═══ ENTRIES SUPPLIED

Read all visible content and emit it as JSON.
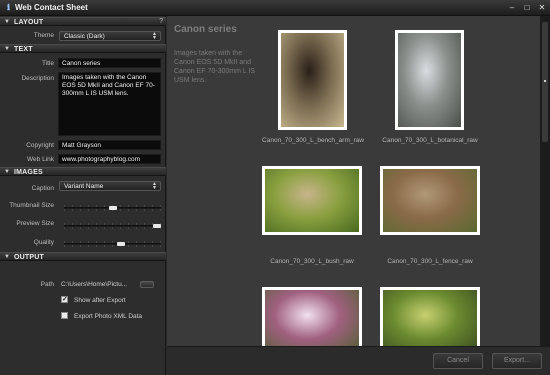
{
  "window": {
    "title": "Web Contact Sheet",
    "controls": [
      "–",
      "□",
      "✕"
    ]
  },
  "sidebar": {
    "layout": {
      "header": "LAYOUT",
      "help": "?",
      "theme_label": "Theme",
      "theme_value": "Classic (Dark)"
    },
    "text": {
      "header": "TEXT",
      "title_label": "Title",
      "title_value": "Canon series",
      "description_label": "Description",
      "description_value": "Images taken with the Canon EOS 5D MkII and Canon EF 70-300mm L IS USM lens.",
      "copyright_label": "Copyright",
      "copyright_value": "Matt Grayson",
      "weblink_label": "Web Link",
      "weblink_value": "www.photographyblog.com"
    },
    "images": {
      "header": "IMAGES",
      "caption_label": "Caption",
      "caption_value": "Variant Name",
      "thumbnail_label": "Thumbnail Size",
      "thumbnail_level": 0.5,
      "preview_label": "Preview Size",
      "preview_level": 1.0,
      "quality_label": "Quality",
      "quality_level": 0.6
    },
    "output": {
      "header": "OUTPUT",
      "path_label": "Path",
      "path_value": "C:\\Users\\Home\\Pictu...",
      "show_after_export_label": "Show after Export",
      "show_after_export": true,
      "export_xml_label": "Export Photo XML Data",
      "export_xml": false
    }
  },
  "main": {
    "title": "Canon series",
    "description": "Images taken with the Canon EOS 5D MkII and Canon EF 70-300mm L IS USM lens.",
    "photos": [
      {
        "caption": "Canon_70_300_L_bench_arm_raw",
        "colors": [
          "#2a2018",
          "#7a6a50",
          "#c9b890"
        ]
      },
      {
        "caption": "Canon_70_300_L_botanical_raw",
        "colors": [
          "#d8dde0",
          "#8a8f8c",
          "#4a4f4a"
        ]
      },
      {
        "caption": "Canon_70_300_L_bush_raw",
        "colors": [
          "#c8b48c",
          "#8aa040",
          "#4a6a20"
        ]
      },
      {
        "caption": "Canon_70_300_L_fence_raw",
        "colors": [
          "#b09878",
          "#8a6a48",
          "#5a6a30"
        ]
      },
      {
        "caption": "",
        "colors": [
          "#f0e0f0",
          "#a06080",
          "#506030"
        ]
      },
      {
        "caption": "",
        "colors": [
          "#c8d070",
          "#6a8a30",
          "#3a4a20"
        ]
      }
    ]
  },
  "footer": {
    "cancel_label": "Cancel",
    "export_label": "Export..."
  }
}
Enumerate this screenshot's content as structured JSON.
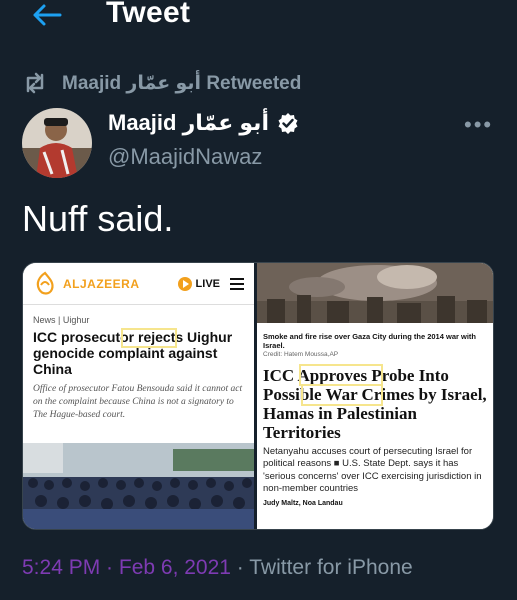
{
  "header": {
    "title": "Tweet"
  },
  "retweet": {
    "label": "Maajid أبو عمّار Retweeted"
  },
  "author": {
    "name": "Maajid أبو عمّار",
    "handle": "@MaajidNawaz"
  },
  "tweet": {
    "text": "Nuff said."
  },
  "media_left": {
    "brand": "ALJAZEERA",
    "live": "LIVE",
    "category": "News  |  Uighur",
    "headline": "ICC prosecutor rejects Uighur genocide complaint against China",
    "subtitle": "Office of prosecutor Fatou Bensouda said it cannot act on the complaint because China is not a signatory to The Hague-based court."
  },
  "media_right": {
    "caption": "Smoke and fire rise over Gaza City during the 2014 war with Israel.",
    "credit": "Credit: Hatem Moussa,AP",
    "headline": "ICC Approves Probe Into Possible War Crimes by Israel, Hamas in Palestinian Territories",
    "body": "Netanyahu accuses court of persecuting Israel for political reasons ■ U.S. State Dept. says it has 'serious concerns' over ICC exercising jurisdiction in non-member countries",
    "byline": "Judy Maltz, Noa Landau"
  },
  "meta": {
    "time": "5:24 PM · Feb 6, 2021",
    "separator": " · ",
    "source": "Twitter for iPhone"
  },
  "colors": {
    "background": "#15202b",
    "accent": "#1da1f2",
    "muted": "#8899a6",
    "time": "#7e3bb3"
  }
}
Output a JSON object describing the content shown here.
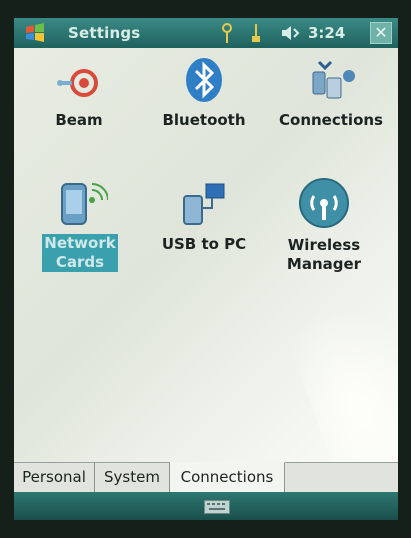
{
  "titlebar": {
    "app_title": "Settings",
    "clock": "3:24",
    "close_label": "✕"
  },
  "items": [
    {
      "label_line1": "Beam",
      "label_line2": ""
    },
    {
      "label_line1": "Bluetooth",
      "label_line2": ""
    },
    {
      "label_line1": "Connections",
      "label_line2": ""
    },
    {
      "label_line1": "Network",
      "label_line2": "Cards"
    },
    {
      "label_line1": "USB to PC",
      "label_line2": ""
    },
    {
      "label_line1": "Wireless",
      "label_line2": "Manager"
    }
  ],
  "tabs": [
    "Personal",
    "System",
    "Connections"
  ],
  "active_tab": "Connections",
  "colors": {
    "titlebar": "#1f625e",
    "selected_highlight": "#3aa0ad",
    "background": "#e6eae1"
  },
  "icons": [
    "windows-start-icon",
    "signal-icon",
    "connectivity-icon",
    "volume-icon",
    "close-icon",
    "beam-icon",
    "bluetooth-icon",
    "connections-icon",
    "network-cards-icon",
    "usb-to-pc-icon",
    "wireless-manager-icon",
    "keyboard-icon"
  ]
}
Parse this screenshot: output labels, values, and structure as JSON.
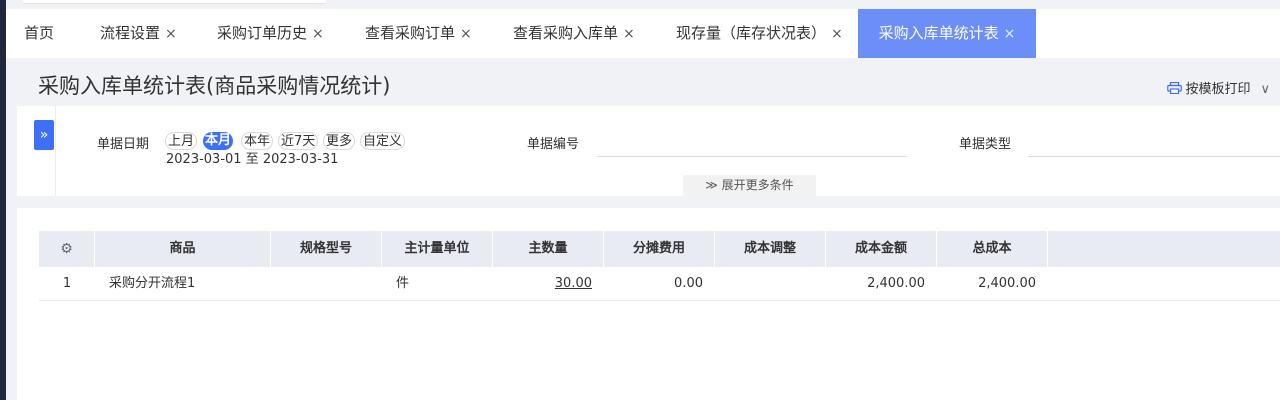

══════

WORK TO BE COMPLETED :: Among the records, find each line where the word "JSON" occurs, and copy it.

SOLUTION BELOW ::
Read all visible content and emit it as JSON.
Enumerate this screenshot's content as structured JSON.
Output a JSON object describing the content shown here.
Parse this screenshot: output labels, values, and structure as JSON.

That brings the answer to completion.